ment, the practitioner has to make dure; often, such answers may be facts, consistent with the law, to
his or her argument by means of re- derived only through experience in support his or her client’s position.
sponding to judges’ questions; he or the workings of the state appellate The appellate attorney’s focus is on
she must use those responses as a process, as well as an understand- placing the relevant facts in the con-
transition to presenting his or her ing of the case law and the local text of the appropriate law and over-
position. Despite intensive question- rules of each court. Potential coming legal hurdles faced at trial.
ing from the appellate bench, the “landmine” issues that can cause At the appellate level, counsel must
appellate practitioner has to keep serious problems for the average analyze the entire record and make
the argument on track and not lose practitioner include the following: the appropriate legal arguments in
any sense of direction. 1) What constitutes “rendition” of support of affirmance or reversal.
This skill is far different from that an order for purposes of taking an Appellate practice has evolved
required of an attorney in question- appeal? into a specialized area of the law,
ing witnesses at trial.

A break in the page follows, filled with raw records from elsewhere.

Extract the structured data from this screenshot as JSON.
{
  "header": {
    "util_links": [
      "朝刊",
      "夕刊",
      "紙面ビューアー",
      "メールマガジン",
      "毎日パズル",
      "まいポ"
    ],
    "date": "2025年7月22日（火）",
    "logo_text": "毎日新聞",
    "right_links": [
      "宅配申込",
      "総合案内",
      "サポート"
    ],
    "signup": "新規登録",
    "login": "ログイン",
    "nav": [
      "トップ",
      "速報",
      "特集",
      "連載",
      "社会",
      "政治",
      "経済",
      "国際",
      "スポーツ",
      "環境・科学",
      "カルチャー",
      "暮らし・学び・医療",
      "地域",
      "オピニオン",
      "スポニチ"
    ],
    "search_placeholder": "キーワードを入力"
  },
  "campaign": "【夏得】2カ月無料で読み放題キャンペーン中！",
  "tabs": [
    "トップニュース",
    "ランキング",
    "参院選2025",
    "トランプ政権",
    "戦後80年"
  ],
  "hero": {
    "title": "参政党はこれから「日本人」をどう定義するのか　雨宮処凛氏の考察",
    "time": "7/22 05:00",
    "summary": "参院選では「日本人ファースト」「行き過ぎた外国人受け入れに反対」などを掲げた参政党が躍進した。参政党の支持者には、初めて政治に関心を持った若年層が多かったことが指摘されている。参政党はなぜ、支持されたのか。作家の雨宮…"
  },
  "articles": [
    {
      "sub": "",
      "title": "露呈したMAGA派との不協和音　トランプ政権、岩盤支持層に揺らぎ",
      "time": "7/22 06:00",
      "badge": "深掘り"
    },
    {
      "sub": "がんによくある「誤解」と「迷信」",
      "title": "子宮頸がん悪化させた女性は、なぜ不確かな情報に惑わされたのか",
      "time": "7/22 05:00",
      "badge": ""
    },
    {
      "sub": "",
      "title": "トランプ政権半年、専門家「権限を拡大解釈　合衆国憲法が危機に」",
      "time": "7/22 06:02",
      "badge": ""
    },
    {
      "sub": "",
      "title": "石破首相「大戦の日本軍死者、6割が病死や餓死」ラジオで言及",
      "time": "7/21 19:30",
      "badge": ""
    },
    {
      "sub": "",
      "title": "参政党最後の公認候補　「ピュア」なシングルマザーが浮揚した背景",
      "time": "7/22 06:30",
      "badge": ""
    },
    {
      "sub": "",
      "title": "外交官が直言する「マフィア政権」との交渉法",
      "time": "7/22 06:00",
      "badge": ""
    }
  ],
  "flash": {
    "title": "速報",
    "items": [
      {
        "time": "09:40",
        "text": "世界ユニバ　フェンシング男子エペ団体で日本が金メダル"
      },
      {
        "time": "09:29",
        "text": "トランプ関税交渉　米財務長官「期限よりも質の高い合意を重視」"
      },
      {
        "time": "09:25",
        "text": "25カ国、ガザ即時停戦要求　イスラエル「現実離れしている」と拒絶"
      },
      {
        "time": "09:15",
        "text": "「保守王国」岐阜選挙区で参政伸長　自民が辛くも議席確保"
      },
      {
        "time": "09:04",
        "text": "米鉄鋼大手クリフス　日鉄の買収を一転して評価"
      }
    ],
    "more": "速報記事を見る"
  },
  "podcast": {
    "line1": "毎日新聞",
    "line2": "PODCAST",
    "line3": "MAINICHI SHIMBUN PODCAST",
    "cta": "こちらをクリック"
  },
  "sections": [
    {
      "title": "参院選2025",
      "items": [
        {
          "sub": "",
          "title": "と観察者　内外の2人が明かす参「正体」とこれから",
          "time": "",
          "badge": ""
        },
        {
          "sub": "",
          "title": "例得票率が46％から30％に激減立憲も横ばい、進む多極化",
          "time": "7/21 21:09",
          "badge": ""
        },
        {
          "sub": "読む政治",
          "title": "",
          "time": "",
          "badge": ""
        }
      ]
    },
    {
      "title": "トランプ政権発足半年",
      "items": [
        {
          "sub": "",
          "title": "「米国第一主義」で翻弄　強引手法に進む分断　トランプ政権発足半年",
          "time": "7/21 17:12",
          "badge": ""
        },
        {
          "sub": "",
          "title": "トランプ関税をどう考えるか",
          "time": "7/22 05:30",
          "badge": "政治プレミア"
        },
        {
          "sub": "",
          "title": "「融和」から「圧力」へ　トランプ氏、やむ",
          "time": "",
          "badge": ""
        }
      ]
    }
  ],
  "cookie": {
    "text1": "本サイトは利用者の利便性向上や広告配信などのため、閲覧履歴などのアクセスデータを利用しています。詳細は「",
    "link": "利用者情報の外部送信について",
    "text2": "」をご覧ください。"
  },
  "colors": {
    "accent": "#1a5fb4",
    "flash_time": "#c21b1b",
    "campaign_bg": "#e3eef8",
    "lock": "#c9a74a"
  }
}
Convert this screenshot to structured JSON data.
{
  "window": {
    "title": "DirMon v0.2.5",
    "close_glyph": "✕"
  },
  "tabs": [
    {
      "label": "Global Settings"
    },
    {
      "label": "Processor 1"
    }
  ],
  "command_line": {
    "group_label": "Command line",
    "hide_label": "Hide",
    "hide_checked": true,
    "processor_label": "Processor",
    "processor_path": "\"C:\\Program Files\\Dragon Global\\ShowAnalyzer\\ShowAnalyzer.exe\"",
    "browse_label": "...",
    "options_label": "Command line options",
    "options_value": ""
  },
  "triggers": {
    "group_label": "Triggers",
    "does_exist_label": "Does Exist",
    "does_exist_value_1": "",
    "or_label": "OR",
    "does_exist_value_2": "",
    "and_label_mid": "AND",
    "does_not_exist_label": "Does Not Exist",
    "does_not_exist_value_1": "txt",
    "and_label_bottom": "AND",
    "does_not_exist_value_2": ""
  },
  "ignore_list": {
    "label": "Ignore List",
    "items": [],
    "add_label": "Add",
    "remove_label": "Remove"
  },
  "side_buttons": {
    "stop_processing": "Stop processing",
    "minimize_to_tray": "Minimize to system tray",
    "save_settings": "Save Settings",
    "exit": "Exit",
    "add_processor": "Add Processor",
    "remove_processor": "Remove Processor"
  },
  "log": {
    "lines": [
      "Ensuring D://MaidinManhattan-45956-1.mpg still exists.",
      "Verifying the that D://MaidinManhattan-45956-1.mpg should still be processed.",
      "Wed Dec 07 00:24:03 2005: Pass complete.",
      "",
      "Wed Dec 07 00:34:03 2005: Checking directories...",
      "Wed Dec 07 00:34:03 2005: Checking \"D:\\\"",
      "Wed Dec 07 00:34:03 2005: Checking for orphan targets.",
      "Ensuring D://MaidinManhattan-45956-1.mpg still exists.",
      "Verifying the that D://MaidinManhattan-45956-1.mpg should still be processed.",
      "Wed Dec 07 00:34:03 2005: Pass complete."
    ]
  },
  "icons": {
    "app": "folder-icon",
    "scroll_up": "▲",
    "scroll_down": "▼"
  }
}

At the trial 2) What post-trial motions toll the and justifiably so. The fundamen-
level, counsel determines what time for taking an appeal? tals of appellate advocacy—writing
questions to ask and what argu- 3) Which interlocutory orders are a simple, persuasive brief, making
ments to make. At the appellate appealable as “appealable nonfinal an effective oral argument, and hav-
level, judges exercise considerable orders”? ing a command of the appellate pro-
control during oral argument, and 4) Which interlocutory orders are cedural rules—necessarily reflect ef-
it is the goal of the astute appellate proper subjects of petitions for writ fort, skill and, at the highest level,
practitioner to shape the argument of certiorari, petitions for prohibi- art. u
nonetheless, through his or her an-
swers to questions.
Expertise in brief writing and oral
argument is all the more important Poverty. Homelessness. Hunger. Despair.
You can ignore the problems
Jennifer S. Carroll is a board-cer- for just so long. Or you can be part of the solution. For more than
tified appellate lawyer concentrating her 100 years, Volunteers of America has reached out to the nation’s
practice in state and federal civil ap- most vulnerable individuals, offering them the help they need to rebuild
peals. She is admitted to practice before
the Supreme Court of the United States their lives. Our programs serve children, families, the elderly, and
and the United States Court of Appeals those who have lost their way through addiction, crime, or illness.
for the 11th Circuit. Before entering pri-
vate practice, Ms. Carroll served as se- Find out what you can do.
nior judicial law clerk to Judge Ralph
W. Nimmons, Jr., First District Court of
Appeal of Florida. 800/899-0089; www.voa.org
This column is submitted on behalf
of the Appellate Practice Section, There are no limits to caring.
Lucinda A. Hofmann, chair, and
Jacqueline E. Shapiro, editor.
THE FLORIDA BAR JOURNAL/JUNE 2000 109